One of the fundamental lessons to be drawn from resilience research is that schools that create environments rich in these three developmental supports are more likely to report higher levels of student engagement, school connectedness, better attendance and performance, and to have lower rates of dropping out, alcohol, and other drug abuse, teen pregnancy, and delinquency than other schools. Michael Rutter, in his classic research into effective schools in high poverty communities, found that “turnaround schools”—schools that were successfully able to narrow the achievement gap for students in high poverty areas were those that created a school climate rich in these three protective factors. Resilience research goes beyond the WHAT and delves into the HOW.
FOCUS ON HOW, NOT WHAT
In many situations, school reform strategies primarily focus on improving academic curriculum, programs, and materials. While such changes are often essential, they are also often not sufficient in themselves. Reform or school improvement efforts, as well as teacher education and practice in general, largely ignore the school climate and the related learning barriers that can impede students’ motivation and ability to benefit from any improvements in curriculum, programs, or materials. Too often efforts that focus on curriculum, programs, and materials ignore the role of other information that can be simultaneously communicated in the classroom by HOW the teacher teaches rather than WHAT a teacher teaches. Thus, changing curriculum, programs, materials, or specific subject content may improve what is taught in a classroom, but may not alter what is learned. In other words: It’s not WHAT you do; it’s HOW you do it. Key to improving how we teach is purposefully striving to ensure that teaching provides these three fundamental developmental supports.
AT THE CORE OF THE THEORY

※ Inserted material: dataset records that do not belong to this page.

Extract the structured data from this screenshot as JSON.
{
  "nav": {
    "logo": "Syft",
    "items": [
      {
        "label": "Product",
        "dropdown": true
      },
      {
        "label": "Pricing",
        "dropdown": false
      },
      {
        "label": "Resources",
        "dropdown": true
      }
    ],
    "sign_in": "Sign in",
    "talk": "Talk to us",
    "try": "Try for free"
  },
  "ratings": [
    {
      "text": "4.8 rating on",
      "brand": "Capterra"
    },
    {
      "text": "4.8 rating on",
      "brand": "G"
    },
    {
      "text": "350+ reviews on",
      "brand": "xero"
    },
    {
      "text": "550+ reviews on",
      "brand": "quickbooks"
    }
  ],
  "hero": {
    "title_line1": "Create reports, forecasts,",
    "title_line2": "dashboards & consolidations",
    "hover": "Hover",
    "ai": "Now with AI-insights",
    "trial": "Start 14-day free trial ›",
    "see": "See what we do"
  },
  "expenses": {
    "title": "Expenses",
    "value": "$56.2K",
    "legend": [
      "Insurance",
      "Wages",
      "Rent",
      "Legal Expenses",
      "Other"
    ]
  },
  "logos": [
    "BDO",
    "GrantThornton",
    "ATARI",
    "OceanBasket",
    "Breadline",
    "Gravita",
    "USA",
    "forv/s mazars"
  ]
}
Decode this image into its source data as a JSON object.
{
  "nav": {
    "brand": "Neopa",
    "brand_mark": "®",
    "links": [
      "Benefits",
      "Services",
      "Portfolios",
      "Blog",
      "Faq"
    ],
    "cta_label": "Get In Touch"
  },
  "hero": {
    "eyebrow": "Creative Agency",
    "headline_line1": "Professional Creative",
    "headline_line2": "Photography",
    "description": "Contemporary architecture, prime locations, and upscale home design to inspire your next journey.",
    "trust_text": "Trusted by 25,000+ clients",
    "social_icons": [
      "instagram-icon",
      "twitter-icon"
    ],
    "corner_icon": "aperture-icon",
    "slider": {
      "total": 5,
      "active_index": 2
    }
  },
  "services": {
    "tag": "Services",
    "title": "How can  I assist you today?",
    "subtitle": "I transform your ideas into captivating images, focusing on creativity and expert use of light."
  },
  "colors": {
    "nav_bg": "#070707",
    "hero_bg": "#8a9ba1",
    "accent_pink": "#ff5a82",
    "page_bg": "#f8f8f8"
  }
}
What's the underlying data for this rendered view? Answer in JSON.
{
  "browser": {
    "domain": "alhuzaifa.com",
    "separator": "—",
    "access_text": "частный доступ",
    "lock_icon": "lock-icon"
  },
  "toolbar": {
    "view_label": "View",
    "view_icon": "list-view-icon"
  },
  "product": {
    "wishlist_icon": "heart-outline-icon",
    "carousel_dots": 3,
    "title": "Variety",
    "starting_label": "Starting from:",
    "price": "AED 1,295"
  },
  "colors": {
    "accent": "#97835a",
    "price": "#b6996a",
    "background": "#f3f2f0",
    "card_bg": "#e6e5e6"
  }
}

In an educational context, the presence of these three developmental supports in schools contributes to creating and sustaining a positive school climate—one that is optimal for fostering resilience. They promote school connectedness and, thus, learning engagement. They mitigate and buffer the negative effect that trauma, stress, and adversities such as poverty, racism, violence, alcohol and drug abuse, and physical and mental illness may have on individuals and their ability and motivation to learn. This, in turn, contributes to the healthy and successful development and emergence of children’s and adults’ personal developmental competencies and strengths, such as social competence, ability to problem–solve, autonomy (sense of self), and sense of purpose and future. The flow of the theory continues: the enhancement of individual strengths contribute to a reduction in their health risk behaviors and an increase in school connectedness and all aspects of their healthy development and life success—physically, socially, emotionally, cognitively, and morally/spirituality.
This strengths–based developmental theory of change underlies most effective prevention and educational interventions. Continued research supports the application of this theory not only as it relates to young people from high–risk environments but also to all people regardless of age, gender, ethnicity, or geographic setting. It is imperative for our young people’s healthy development and school and life success, that schools address school climate by providing educational environments that motivate and engage children and adults in meeting their developmental needs in positive ways.